>>>>

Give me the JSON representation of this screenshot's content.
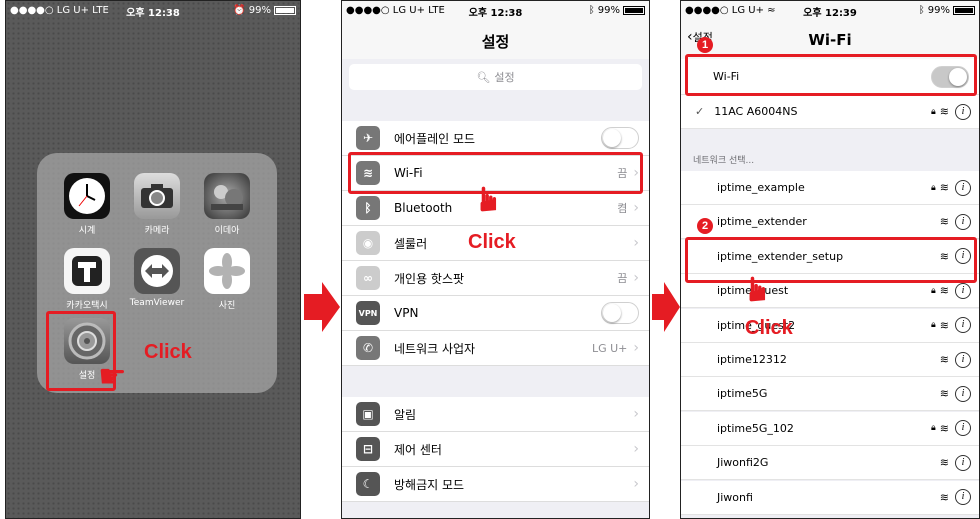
{
  "panel1": {
    "status": {
      "carrier": "●●●●○ LG U+ LTE",
      "time": "오후 12:38",
      "battery": "99%"
    },
    "apps": [
      {
        "name": "clock-app",
        "label": "시계"
      },
      {
        "name": "camera-app",
        "label": "카메라"
      },
      {
        "name": "game-app",
        "label": "이데아"
      },
      {
        "name": "kakaotaxi-app",
        "label": "카카오택시"
      },
      {
        "name": "teamviewer-app",
        "label": "TeamViewer"
      },
      {
        "name": "photos-app",
        "label": "사진"
      },
      {
        "name": "settings-app",
        "label": "설정"
      }
    ],
    "click_label": "Click"
  },
  "panel2": {
    "status": {
      "carrier": "●●●●○ LG U+ LTE",
      "time": "오후 12:38",
      "battery": "99%"
    },
    "title": "설정",
    "search_placeholder": "설정",
    "rows": [
      {
        "label": "에어플레인 모드",
        "value": "",
        "color": "#f29c2b",
        "glyph": "✈"
      },
      {
        "label": "Wi-Fi",
        "value": "끔",
        "color": "#8e8e93",
        "glyph": "≋"
      },
      {
        "label": "Bluetooth",
        "value": "켬",
        "color": "#8e8e93",
        "glyph": "ʙ"
      },
      {
        "label": "셀룰러",
        "value": "",
        "color": "#c7c7cc",
        "glyph": "◉"
      },
      {
        "label": "개인용 핫스팟",
        "value": "끔",
        "color": "#c7c7cc",
        "glyph": "∞"
      },
      {
        "label": "VPN",
        "value": "",
        "color": "#6d6d72",
        "glyph": "VPN"
      },
      {
        "label": "네트워크 사업자",
        "value": "LG U+",
        "color": "#8e8e93",
        "glyph": "✆"
      },
      {
        "label": "알림",
        "value": "",
        "color": "#6d6d72",
        "glyph": "▣"
      },
      {
        "label": "제어 센터",
        "value": "",
        "color": "#6d6d72",
        "glyph": "⊟"
      },
      {
        "label": "방해금지 모드",
        "value": "",
        "color": "#6d6d72",
        "glyph": "☾"
      }
    ],
    "click_label": "Click"
  },
  "panel3": {
    "status": {
      "carrier": "●●●●○ LG U+ ≈",
      "time": "오후 12:39",
      "battery": "99%"
    },
    "back_label": "설정",
    "title": "Wi-Fi",
    "wifi_label": "Wi-Fi",
    "connected": "11AC A6004NS",
    "section": "네트워크 선택...",
    "networks": [
      {
        "name": "iptime_example",
        "locked": true
      },
      {
        "name": "iptime_extender",
        "locked": false
      },
      {
        "name": "iptime_extender_setup",
        "locked": false
      },
      {
        "name": "iptime_guest",
        "locked": true
      },
      {
        "name": "iptime_guest2",
        "locked": true
      },
      {
        "name": "iptime12312",
        "locked": false
      },
      {
        "name": "iptime5G",
        "locked": false
      },
      {
        "name": "iptime5G_102",
        "locked": true
      },
      {
        "name": "Jiwonfi2G",
        "locked": false
      },
      {
        "name": "Jiwonfi",
        "locked": false
      }
    ],
    "badges": [
      "1",
      "2"
    ],
    "click_label": "Click"
  },
  "colors": {
    "highlight": "#e51c23",
    "ios_bg": "#efeff4"
  }
}
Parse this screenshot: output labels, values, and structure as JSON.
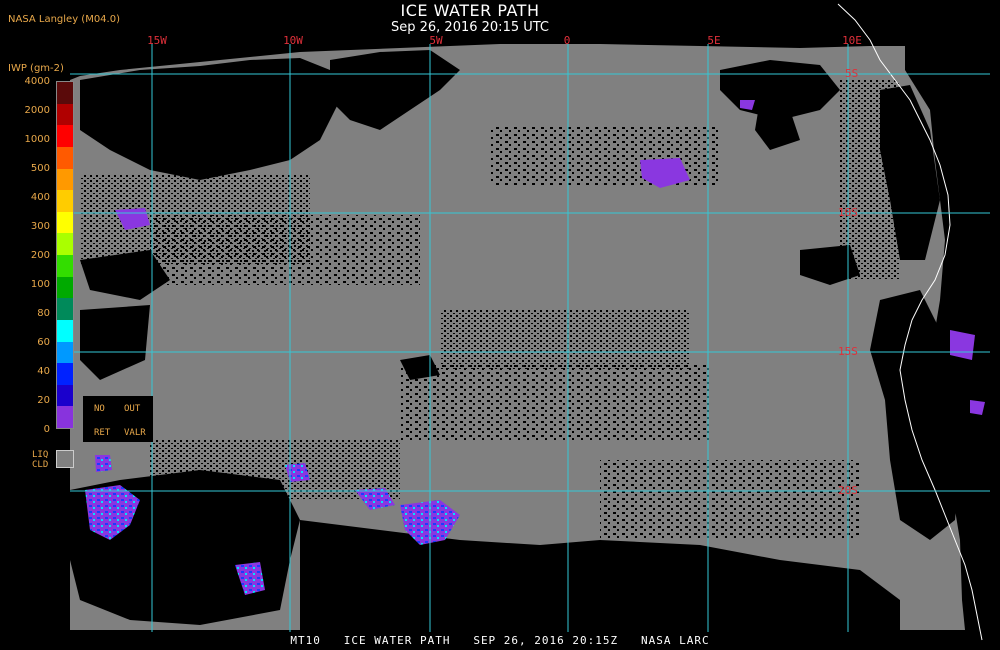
{
  "header": {
    "title": "ICE WATER PATH",
    "subtitle": "Sep 26, 2016 20:15 UTC",
    "provider": "NASA Langley (M04.0)"
  },
  "longitudes": [
    "15W",
    "10W",
    "5W",
    "0",
    "5E",
    "10E"
  ],
  "latitudes": [
    "5S",
    "10S",
    "15S",
    "20S"
  ],
  "legend": {
    "title": "IWP (gm-2)",
    "ticks": [
      "4000",
      "2000",
      "1000",
      "500",
      "400",
      "300",
      "200",
      "100",
      "80",
      "60",
      "40",
      "20",
      "0"
    ],
    "colors": [
      "#5a0a0a",
      "#b00000",
      "#ff0000",
      "#ff5a00",
      "#ff9900",
      "#ffcc00",
      "#ffff00",
      "#aaff00",
      "#33dd00",
      "#00aa00",
      "#008a5a",
      "#00ffff",
      "#0099ff",
      "#0022ff",
      "#1a00cc",
      "#8833dd"
    ],
    "no_ret": [
      "NO",
      "RET"
    ],
    "out_valr": [
      "OUT",
      "VALR"
    ],
    "liq_cld": [
      "LIQ",
      "CLD"
    ]
  },
  "footer": "MT10   ICE WATER PATH   SEP 26, 2016 20:15Z   NASA LARC"
}
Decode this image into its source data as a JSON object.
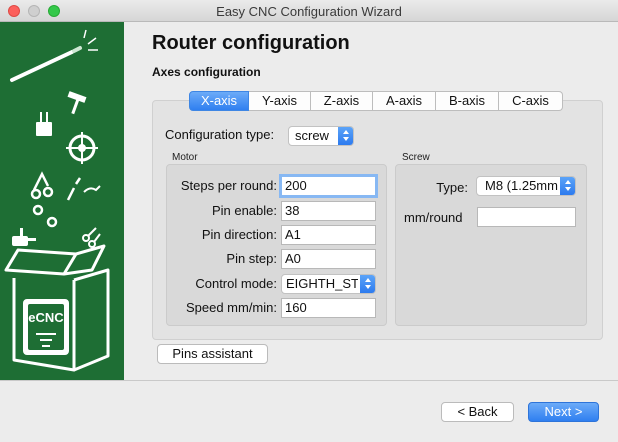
{
  "window": {
    "title": "Easy CNC Configuration Wizard"
  },
  "page": {
    "title": "Router configuration",
    "section": "Axes configuration"
  },
  "tabs": [
    {
      "label": "X-axis",
      "active": true
    },
    {
      "label": "Y-axis",
      "active": false
    },
    {
      "label": "Z-axis",
      "active": false
    },
    {
      "label": "A-axis",
      "active": false
    },
    {
      "label": "B-axis",
      "active": false
    },
    {
      "label": "C-axis",
      "active": false
    }
  ],
  "config_type": {
    "label": "Configuration type:",
    "value": "screw"
  },
  "motor": {
    "title": "Motor",
    "steps_label": "Steps per round:",
    "steps_value": "200",
    "pin_enable_label": "Pin enable:",
    "pin_enable_value": "38",
    "pin_direction_label": "Pin direction:",
    "pin_direction_value": "A1",
    "pin_step_label": "Pin step:",
    "pin_step_value": "A0",
    "control_mode_label": "Control mode:",
    "control_mode_value": "EIGHTH_ST",
    "speed_label": "Speed mm/min:",
    "speed_value": "160"
  },
  "screw": {
    "title": "Screw",
    "type_label": "Type:",
    "type_value": "M8 (1.25mm",
    "mm_round_label": "mm/round",
    "mm_round_value": ""
  },
  "buttons": {
    "pins_assistant": "Pins assistant",
    "back": "< Back",
    "next": "Next >"
  },
  "sidebar": {
    "logo_text": "eCNC"
  },
  "colors": {
    "sidebar_bg": "#1e6e34",
    "accent": "#2f7ff0"
  }
}
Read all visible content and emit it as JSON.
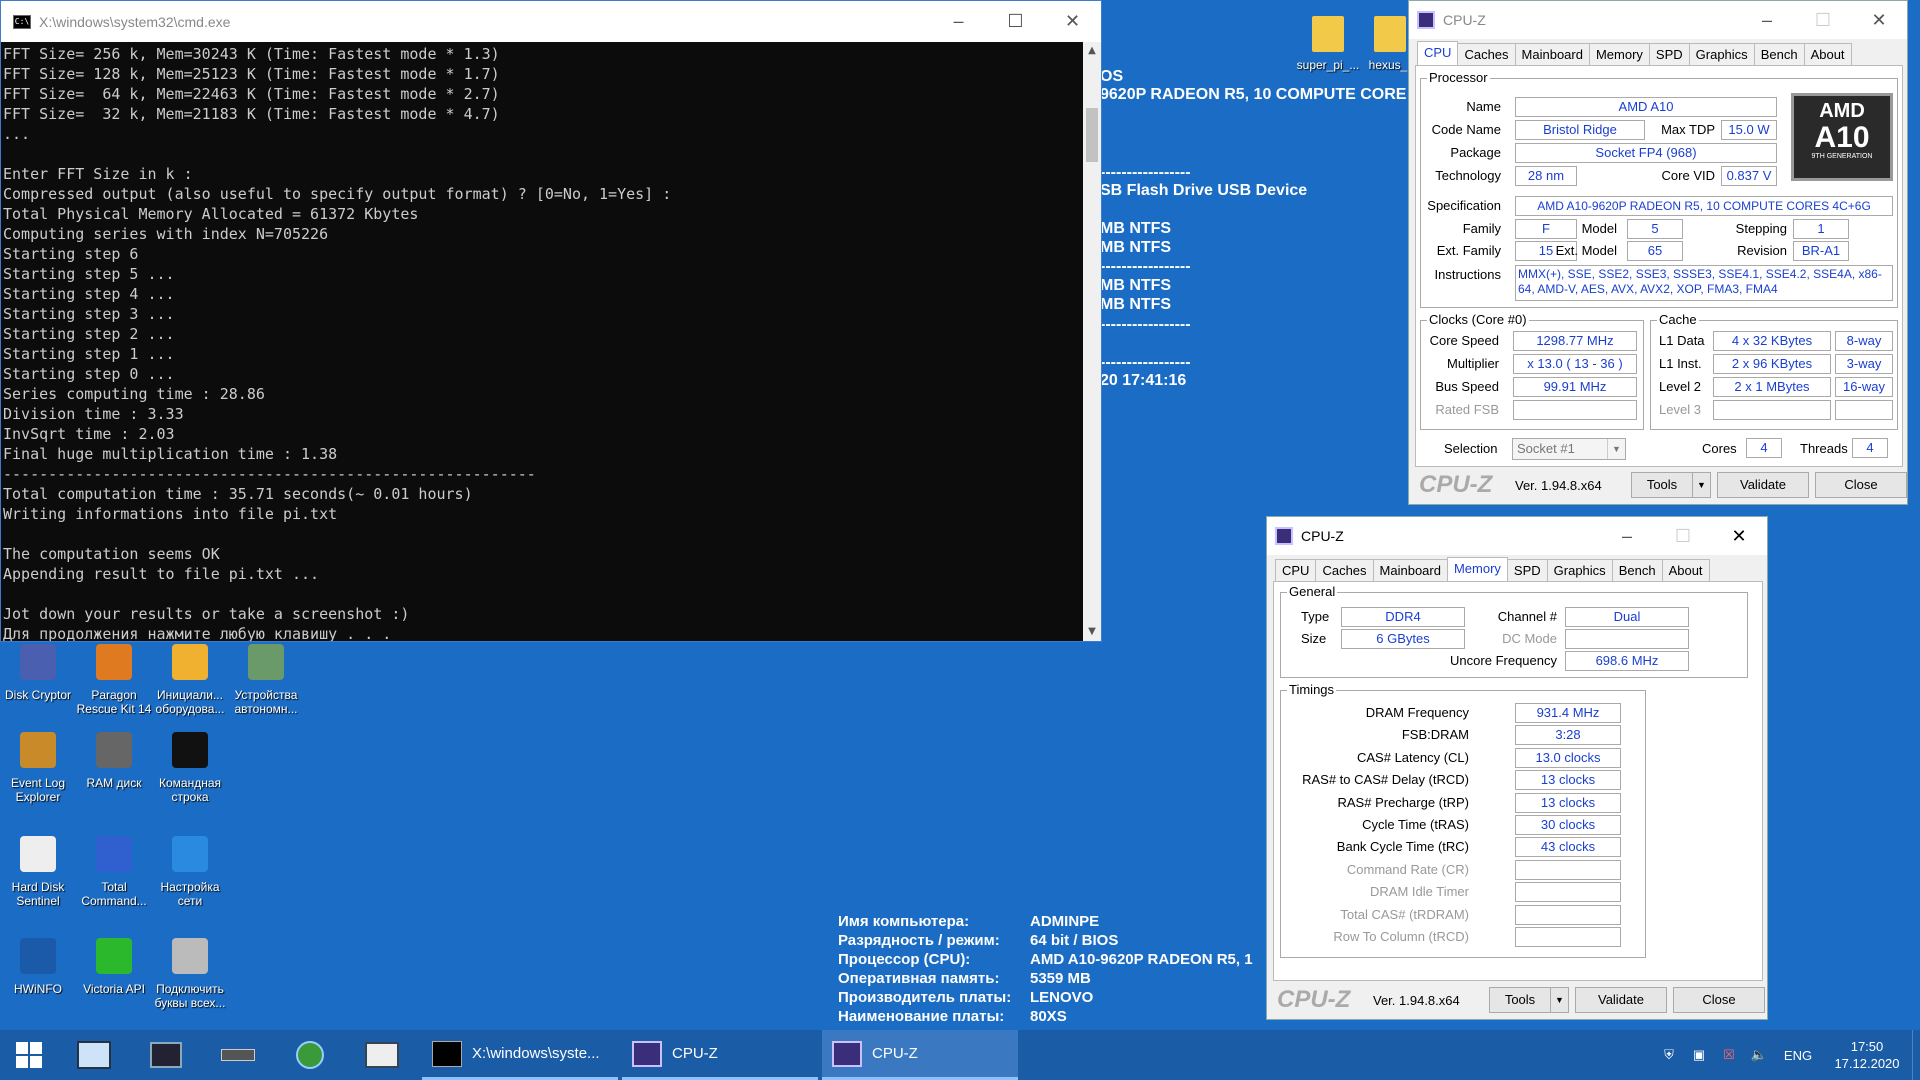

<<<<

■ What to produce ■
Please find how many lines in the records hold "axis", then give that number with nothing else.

■ Solution to the exercise ■
6